Tuesday 5 May 2020 1:47pm
Along with members of the Highlanders rugby team, another special guest at last week’s alumni virtual afternoon tea was an official 1920s University of Otago tea set.
Complete with six cups, saucers, side plates and a cake plate, the proud owner of the set is vintage tea party afficionado and Otago alumna Christine Jamieson. Christine Zoomed in to the meeting with her table laid with the Paragon fine bone china tea set, which bears the University crest.
Christine was also wearing a Clocktower lapel pin, and had delved into The Vintage Tea Party by Angela Strawbridge for inspiration for her afternoon tea menu, which included Earl Grey tea with: seed crackers with Highlander blue cheese by Whitestone cheese from Oamaru, pear and quince paste; seed crackers with Mount Cook cold smoked alpine salmon, basil pesto, and Highlander blue cheese; and lemon curd tarts adorned with blueberries and raspberries!
Alumni Engagement Manager Donnella Aitken-Ferguson came up with the idea of the virtual afternoon tea as a fun way to connect alumni and the Highlanders during lockdown.
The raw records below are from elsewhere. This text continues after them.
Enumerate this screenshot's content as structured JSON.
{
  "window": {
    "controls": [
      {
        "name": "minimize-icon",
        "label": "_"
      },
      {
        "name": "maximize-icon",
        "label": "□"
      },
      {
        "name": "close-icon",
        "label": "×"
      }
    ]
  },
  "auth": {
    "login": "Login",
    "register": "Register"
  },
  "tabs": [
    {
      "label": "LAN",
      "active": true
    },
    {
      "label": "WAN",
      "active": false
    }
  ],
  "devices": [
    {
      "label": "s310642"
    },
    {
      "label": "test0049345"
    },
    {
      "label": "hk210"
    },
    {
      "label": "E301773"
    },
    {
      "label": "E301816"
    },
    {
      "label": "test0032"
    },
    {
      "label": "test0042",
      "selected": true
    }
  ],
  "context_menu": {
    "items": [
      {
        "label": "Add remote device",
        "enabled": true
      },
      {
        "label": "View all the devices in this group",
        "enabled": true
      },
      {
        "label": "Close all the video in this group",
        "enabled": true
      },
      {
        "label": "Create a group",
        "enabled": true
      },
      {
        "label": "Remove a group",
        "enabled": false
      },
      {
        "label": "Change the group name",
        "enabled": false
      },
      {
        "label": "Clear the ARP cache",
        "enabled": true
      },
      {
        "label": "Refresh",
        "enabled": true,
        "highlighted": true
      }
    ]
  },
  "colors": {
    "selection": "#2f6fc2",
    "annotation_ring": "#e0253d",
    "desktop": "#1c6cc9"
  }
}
“Despite being a little nervous about the prospect of hosting an online event, we were determined to continue to offer our alumni unique experiences,” says Donnella. So the alumni office hosted the virtual afternoon tea for alumni and their whānau, and were joined by Highlanders CEO Roger Clark, Coach Aaron Mauger, and Captain James Lentjes.
Donnella had asked guests to submit questions prior to the event, which she then passed on to the Highlanders. At the afternoon tea, which was attended by around 20 alumni and their families, Roger directed the questions to Aaron and James.
“Alumni appreciated and enjoyed the opportunity to connect directly with the Highlanders, and we loved receiving emails from our alumni afterwards thanking us - proving there was nothing to be nervous about after all.”
Christine says COVID-19 had interrupted her plans to host vintage tea parties in Wellington, so she was thrilled to be able to join in with the virtual event, and is keen to host an in-person alumni afternoon tea in the future.
A proud Otago graduate, she says one of the reasons she attended the University was because her older brothers and sisters “impressed upon me how much I would adore Dunedin's built environment, and the traditions around university life at Otago.
“They knew me so well. I loved going to African History lectures inside the Clocktower building. I was deeply conscious of the provenance of the building, and the palpable, residual, radioactive half-life of students who had gone before. At times, I was overwhelmed by gratitude to be in such a thoughtful environment, I had to pinch myself to refocus on the engaging lecture content.”
We’ll drink to that!